- [Task]
When the word "title" shows up in a line of the records below, copy that line.

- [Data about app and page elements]
○ ○ ○
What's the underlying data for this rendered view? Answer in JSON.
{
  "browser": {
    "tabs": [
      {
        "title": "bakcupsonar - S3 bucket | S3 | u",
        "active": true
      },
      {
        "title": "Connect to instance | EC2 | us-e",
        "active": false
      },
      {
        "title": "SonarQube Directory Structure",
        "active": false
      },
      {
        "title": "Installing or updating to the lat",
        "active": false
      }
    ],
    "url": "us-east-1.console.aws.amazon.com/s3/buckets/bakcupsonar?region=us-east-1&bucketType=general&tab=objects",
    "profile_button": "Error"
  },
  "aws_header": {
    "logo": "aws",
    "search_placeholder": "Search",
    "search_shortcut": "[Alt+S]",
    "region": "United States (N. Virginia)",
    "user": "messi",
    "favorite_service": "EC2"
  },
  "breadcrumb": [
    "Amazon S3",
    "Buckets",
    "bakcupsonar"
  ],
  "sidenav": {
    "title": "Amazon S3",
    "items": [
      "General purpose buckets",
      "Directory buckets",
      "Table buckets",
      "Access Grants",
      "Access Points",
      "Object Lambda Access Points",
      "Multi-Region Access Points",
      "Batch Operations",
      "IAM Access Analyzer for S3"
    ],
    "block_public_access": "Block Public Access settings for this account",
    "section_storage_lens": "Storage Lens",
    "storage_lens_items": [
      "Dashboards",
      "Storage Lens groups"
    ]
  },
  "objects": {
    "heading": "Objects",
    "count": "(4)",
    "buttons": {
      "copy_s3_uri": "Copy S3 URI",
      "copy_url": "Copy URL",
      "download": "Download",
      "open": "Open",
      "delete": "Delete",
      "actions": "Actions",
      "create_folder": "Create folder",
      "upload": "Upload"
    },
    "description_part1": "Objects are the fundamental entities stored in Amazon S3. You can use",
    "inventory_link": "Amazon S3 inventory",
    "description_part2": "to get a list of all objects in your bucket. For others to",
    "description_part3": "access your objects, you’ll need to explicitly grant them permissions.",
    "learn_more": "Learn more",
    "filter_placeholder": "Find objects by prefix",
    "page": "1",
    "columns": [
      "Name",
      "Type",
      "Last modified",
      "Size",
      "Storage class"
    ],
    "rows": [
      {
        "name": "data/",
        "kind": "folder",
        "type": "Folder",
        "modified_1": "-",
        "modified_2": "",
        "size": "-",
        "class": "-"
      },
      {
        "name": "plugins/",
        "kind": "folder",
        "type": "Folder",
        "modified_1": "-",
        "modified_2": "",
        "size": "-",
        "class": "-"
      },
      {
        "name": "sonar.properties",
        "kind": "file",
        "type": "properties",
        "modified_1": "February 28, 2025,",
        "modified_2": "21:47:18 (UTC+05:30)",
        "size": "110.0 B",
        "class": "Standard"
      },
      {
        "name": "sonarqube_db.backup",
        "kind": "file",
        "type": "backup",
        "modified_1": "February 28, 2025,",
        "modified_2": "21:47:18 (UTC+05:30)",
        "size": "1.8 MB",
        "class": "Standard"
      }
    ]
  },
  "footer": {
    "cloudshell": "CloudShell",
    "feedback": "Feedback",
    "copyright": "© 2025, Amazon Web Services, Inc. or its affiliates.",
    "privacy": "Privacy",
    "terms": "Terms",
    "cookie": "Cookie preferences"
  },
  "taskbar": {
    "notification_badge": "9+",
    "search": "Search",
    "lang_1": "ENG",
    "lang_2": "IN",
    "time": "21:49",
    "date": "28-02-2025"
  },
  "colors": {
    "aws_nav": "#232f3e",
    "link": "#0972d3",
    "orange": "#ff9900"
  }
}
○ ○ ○
- [Response for this exercise]
        "title": "bakcupsonar - S3 bucket | S3 | u",
        "title": "Connect to instance | EC2 | us-e",
        "title": "SonarQube Directory Structure",
        "title": "Installing or updating to the lat",
    "title": "Amazon S3",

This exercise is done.